(Data records)
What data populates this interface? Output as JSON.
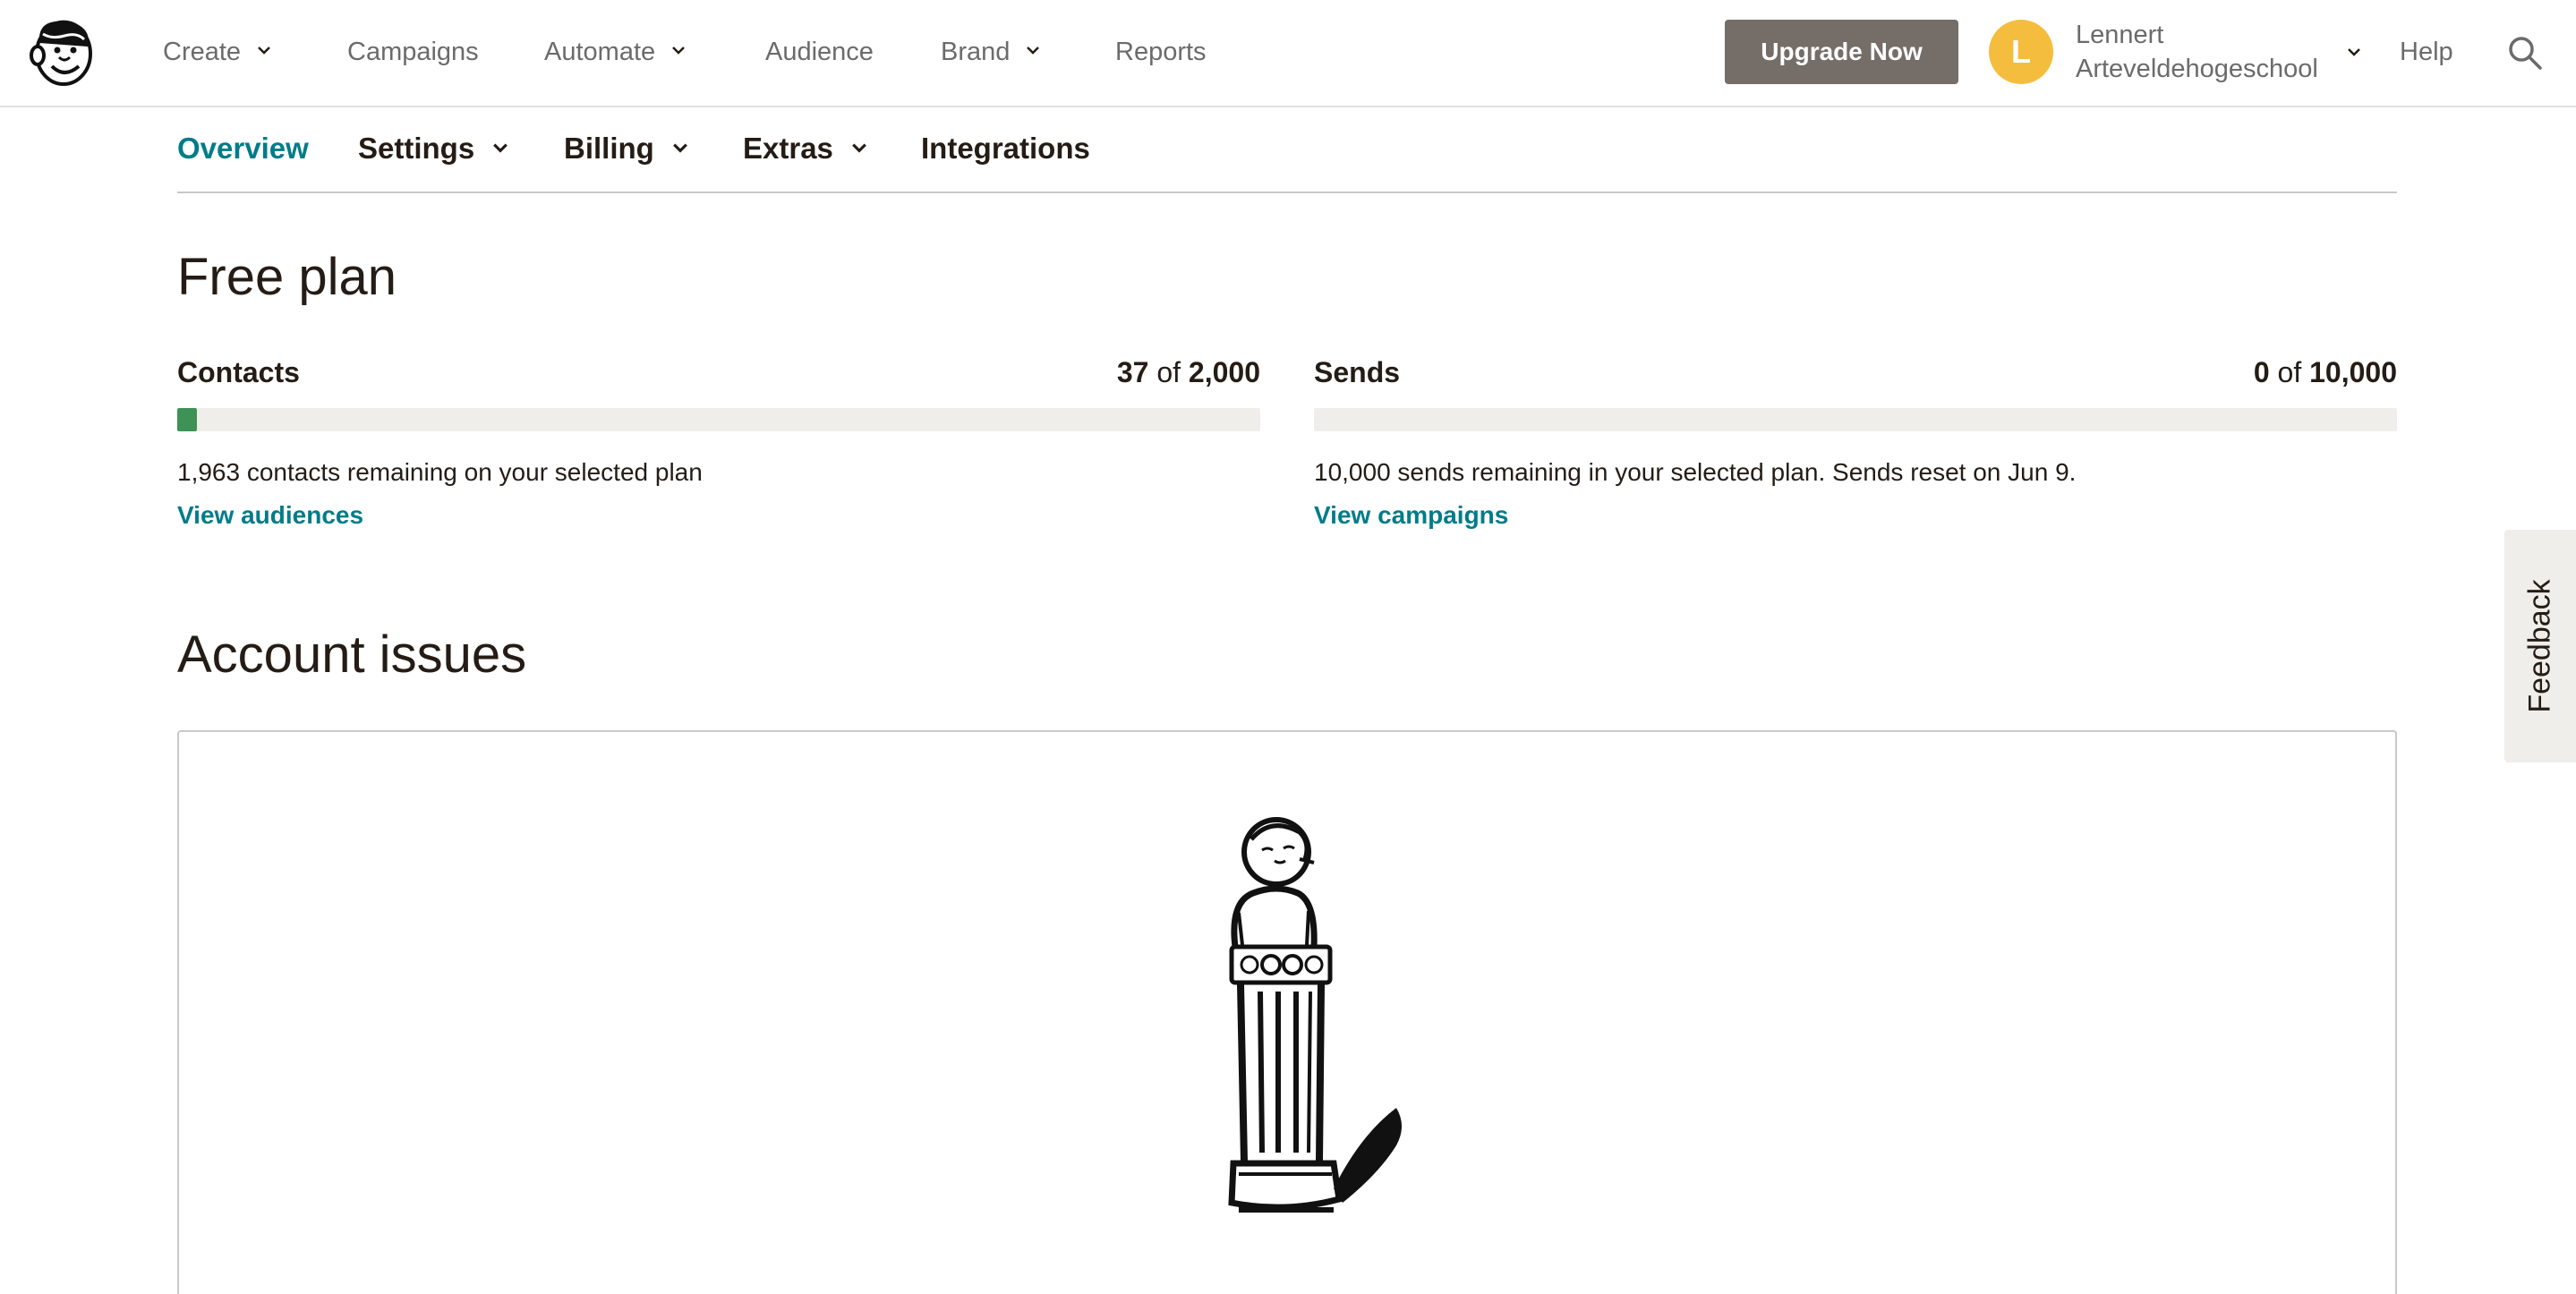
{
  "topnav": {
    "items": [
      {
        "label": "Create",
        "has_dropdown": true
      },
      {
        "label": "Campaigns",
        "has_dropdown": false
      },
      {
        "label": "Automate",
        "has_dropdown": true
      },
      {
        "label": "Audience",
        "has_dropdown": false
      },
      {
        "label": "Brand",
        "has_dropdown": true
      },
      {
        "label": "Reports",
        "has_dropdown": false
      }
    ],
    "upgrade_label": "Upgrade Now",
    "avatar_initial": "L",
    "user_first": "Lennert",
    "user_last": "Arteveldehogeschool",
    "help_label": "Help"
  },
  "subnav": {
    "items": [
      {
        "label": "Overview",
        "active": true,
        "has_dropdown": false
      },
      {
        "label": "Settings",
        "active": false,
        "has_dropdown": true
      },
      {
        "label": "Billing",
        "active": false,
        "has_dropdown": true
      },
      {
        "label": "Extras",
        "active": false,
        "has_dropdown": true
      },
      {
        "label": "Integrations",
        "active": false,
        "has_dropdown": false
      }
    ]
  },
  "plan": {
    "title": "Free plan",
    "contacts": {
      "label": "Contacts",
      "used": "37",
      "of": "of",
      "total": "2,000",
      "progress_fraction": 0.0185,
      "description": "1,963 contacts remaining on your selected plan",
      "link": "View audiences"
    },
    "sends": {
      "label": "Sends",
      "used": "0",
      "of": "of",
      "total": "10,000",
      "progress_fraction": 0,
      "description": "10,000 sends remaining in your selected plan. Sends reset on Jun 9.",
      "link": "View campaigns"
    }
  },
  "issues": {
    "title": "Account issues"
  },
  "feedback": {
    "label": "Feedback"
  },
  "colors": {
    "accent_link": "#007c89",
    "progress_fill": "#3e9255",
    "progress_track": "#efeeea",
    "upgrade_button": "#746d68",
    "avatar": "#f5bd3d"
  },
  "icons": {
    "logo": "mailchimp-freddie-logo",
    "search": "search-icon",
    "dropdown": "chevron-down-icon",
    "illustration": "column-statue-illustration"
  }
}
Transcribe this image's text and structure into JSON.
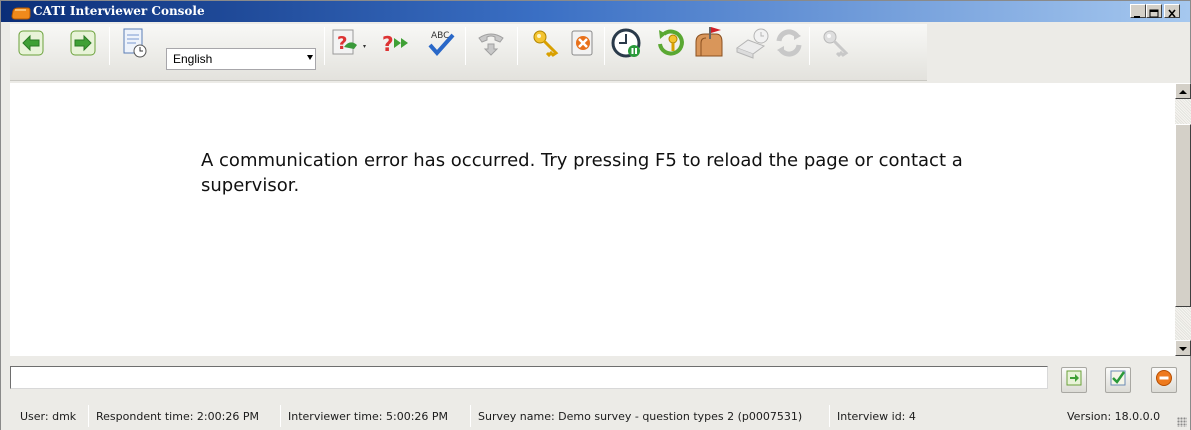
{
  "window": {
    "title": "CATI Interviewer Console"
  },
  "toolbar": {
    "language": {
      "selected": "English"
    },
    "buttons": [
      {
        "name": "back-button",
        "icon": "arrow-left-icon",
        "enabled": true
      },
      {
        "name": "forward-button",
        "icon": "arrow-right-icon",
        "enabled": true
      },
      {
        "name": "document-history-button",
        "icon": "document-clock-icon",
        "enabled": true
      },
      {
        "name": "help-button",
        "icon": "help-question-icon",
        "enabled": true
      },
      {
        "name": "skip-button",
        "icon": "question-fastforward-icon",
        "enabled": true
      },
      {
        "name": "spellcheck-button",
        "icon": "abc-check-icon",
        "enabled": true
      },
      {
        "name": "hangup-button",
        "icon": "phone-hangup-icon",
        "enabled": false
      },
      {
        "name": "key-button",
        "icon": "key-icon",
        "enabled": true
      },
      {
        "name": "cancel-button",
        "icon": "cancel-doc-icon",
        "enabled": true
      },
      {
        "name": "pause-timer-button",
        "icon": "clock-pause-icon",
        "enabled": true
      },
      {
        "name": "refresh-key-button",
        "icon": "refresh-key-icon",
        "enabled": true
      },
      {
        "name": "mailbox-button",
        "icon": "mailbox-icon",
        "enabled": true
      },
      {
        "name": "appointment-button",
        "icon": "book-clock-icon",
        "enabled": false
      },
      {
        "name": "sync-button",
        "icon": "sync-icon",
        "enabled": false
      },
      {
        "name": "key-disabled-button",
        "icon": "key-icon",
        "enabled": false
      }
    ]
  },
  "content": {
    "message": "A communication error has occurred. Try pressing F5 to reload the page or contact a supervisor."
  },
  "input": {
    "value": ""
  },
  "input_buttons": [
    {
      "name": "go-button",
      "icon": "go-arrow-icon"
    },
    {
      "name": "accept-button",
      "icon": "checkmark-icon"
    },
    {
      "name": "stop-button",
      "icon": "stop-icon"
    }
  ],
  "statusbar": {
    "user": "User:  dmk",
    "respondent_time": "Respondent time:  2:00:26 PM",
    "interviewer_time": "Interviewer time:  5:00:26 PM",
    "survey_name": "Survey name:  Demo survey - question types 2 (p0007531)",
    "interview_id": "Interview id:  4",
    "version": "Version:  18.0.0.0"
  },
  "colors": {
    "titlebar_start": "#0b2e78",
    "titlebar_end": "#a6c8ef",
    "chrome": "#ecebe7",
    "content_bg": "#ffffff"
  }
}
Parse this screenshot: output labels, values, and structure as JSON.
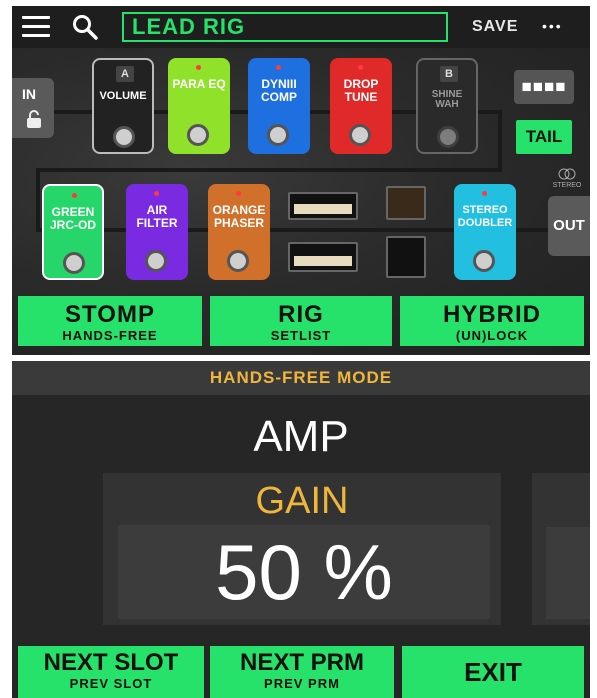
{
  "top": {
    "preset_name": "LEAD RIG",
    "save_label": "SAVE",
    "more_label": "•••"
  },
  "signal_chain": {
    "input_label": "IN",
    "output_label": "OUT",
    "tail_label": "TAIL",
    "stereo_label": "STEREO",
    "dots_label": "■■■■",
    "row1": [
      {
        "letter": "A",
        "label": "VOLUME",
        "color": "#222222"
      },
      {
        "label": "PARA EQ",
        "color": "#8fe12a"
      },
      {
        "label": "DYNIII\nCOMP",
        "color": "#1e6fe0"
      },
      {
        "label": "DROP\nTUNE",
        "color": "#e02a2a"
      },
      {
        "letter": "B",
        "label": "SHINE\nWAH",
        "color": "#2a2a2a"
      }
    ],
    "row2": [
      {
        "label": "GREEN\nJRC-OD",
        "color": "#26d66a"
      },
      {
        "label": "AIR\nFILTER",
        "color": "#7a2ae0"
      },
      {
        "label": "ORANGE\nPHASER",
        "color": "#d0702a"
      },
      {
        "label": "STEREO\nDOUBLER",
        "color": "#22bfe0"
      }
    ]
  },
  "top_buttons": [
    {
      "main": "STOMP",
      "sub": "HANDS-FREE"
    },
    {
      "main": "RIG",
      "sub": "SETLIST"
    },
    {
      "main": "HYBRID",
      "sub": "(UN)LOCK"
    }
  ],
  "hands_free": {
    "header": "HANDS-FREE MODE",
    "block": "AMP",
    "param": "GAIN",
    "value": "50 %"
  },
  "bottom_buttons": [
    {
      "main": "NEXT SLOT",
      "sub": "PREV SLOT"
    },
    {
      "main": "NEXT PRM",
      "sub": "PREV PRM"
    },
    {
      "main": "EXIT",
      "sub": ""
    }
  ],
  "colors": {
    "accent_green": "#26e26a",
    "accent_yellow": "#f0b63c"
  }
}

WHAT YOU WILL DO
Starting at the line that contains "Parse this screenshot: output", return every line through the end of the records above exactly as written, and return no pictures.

ANSWER BOX
Parse this screenshot: output labels, values, and structure as JSON.
{
  "top": {
    "preset_name": "LEAD RIG",
    "save_label": "SAVE",
    "more_label": "•••"
  },
  "signal_chain": {
    "input_label": "IN",
    "output_label": "OUT",
    "tail_label": "TAIL",
    "stereo_label": "STEREO",
    "dots_label": "■■■■",
    "row1": [
      {
        "letter": "A",
        "label": "VOLUME",
        "color": "#222222"
      },
      {
        "label": "PARA EQ",
        "color": "#8fe12a"
      },
      {
        "label": "DYNIII\nCOMP",
        "color": "#1e6fe0"
      },
      {
        "label": "DROP\nTUNE",
        "color": "#e02a2a"
      },
      {
        "letter": "B",
        "label": "SHINE\nWAH",
        "color": "#2a2a2a"
      }
    ],
    "row2": [
      {
        "label": "GREEN\nJRC-OD",
        "color": "#26d66a"
      },
      {
        "label": "AIR\nFILTER",
        "color": "#7a2ae0"
      },
      {
        "label": "ORANGE\nPHASER",
        "color": "#d0702a"
      },
      {
        "label": "STEREO\nDOUBLER",
        "color": "#22bfe0"
      }
    ]
  },
  "top_buttons": [
    {
      "main": "STOMP",
      "sub": "HANDS-FREE"
    },
    {
      "main": "RIG",
      "sub": "SETLIST"
    },
    {
      "main": "HYBRID",
      "sub": "(UN)LOCK"
    }
  ],
  "hands_free": {
    "header": "HANDS-FREE MODE",
    "block": "AMP",
    "param": "GAIN",
    "value": "50 %"
  },
  "bottom_buttons": [
    {
      "main": "NEXT SLOT",
      "sub": "PREV SLOT"
    },
    {
      "main": "NEXT PRM",
      "sub": "PREV PRM"
    },
    {
      "main": "EXIT",
      "sub": ""
    }
  ],
  "colors": {
    "accent_green": "#26e26a",
    "accent_yellow": "#f0b63c"
  }
}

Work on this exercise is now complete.